Pyongyang again denied involvement in the cyber assault, which caused Sony to temporarily pause its Christmas Day release of “The Interview,” a comedy about a plot to assassinate North Korean leader Kim Jong Un.

“Sony Pictures Entertainment produced a disgusting movie openly agitating terrorism against a sovereign state only to invite bitter censure and criticism of public at home and abroad,” North Korea said. “But the U.S. is kicking off a noisy anti-DPRK campaign, deliberately linking the ‘cyber terror’ with the DPRK.”

The FBI has publicly said North Korea was involved in the hit, which also exposed troves of Sony’s internal data, but numerous security experts have expressed doubt about the official narrative.

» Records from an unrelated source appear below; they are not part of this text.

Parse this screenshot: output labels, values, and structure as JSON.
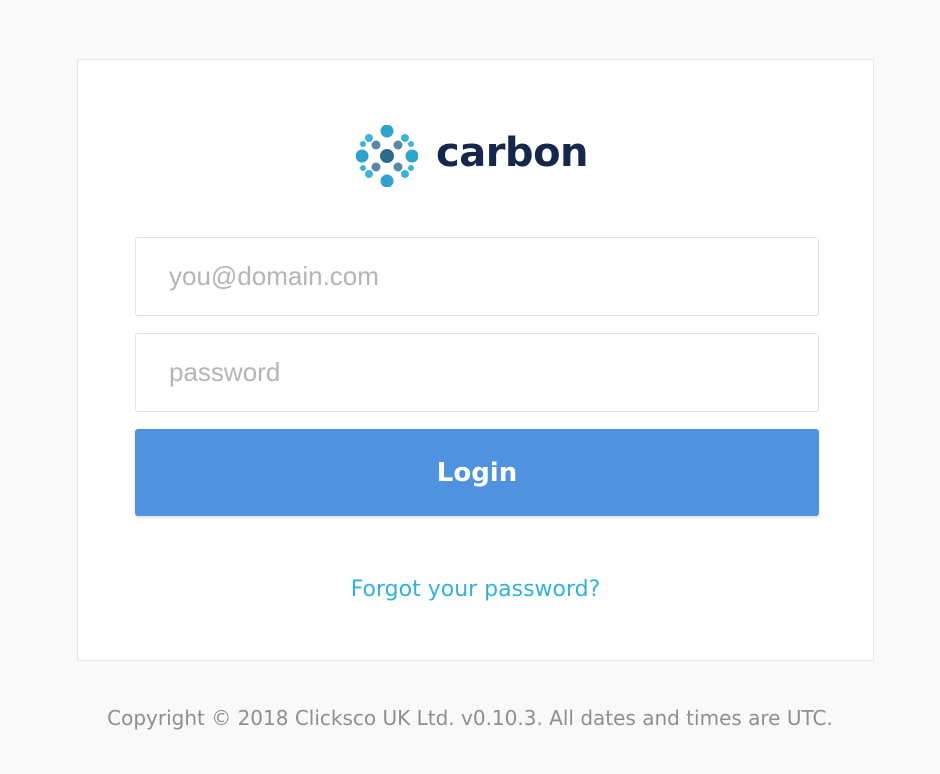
{
  "logo": {
    "text": "carbon",
    "icon": "carbon-dots-icon",
    "dot_colors": [
      "#2fa3cf",
      "#5a87a6",
      "#2d6a8c"
    ]
  },
  "form": {
    "email": {
      "placeholder": "you@domain.com",
      "value": ""
    },
    "password": {
      "placeholder": "password",
      "value": ""
    },
    "login_label": "Login",
    "forgot_label": "Forgot your password?"
  },
  "footer": {
    "text": "Copyright © 2018 Clicksco UK Ltd. v0.10.3. All dates and times are UTC."
  },
  "colors": {
    "primary": "#4f92e0",
    "link": "#33b3d9",
    "brand_text": "#13284b"
  }
}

Pyongyang alluded to these doubts in its statement, suggesting the White House was suffering from a “guilty conscience.”

The administration’s refusal to join North Korea’s own probe into the attack proves it had an “ulterior motive” in blaming the East Asian country for the cyberattack, the statement said.

The sanctions, North Korea claimed, “would only harden its will and resolution to defend the sovereignty of the country.”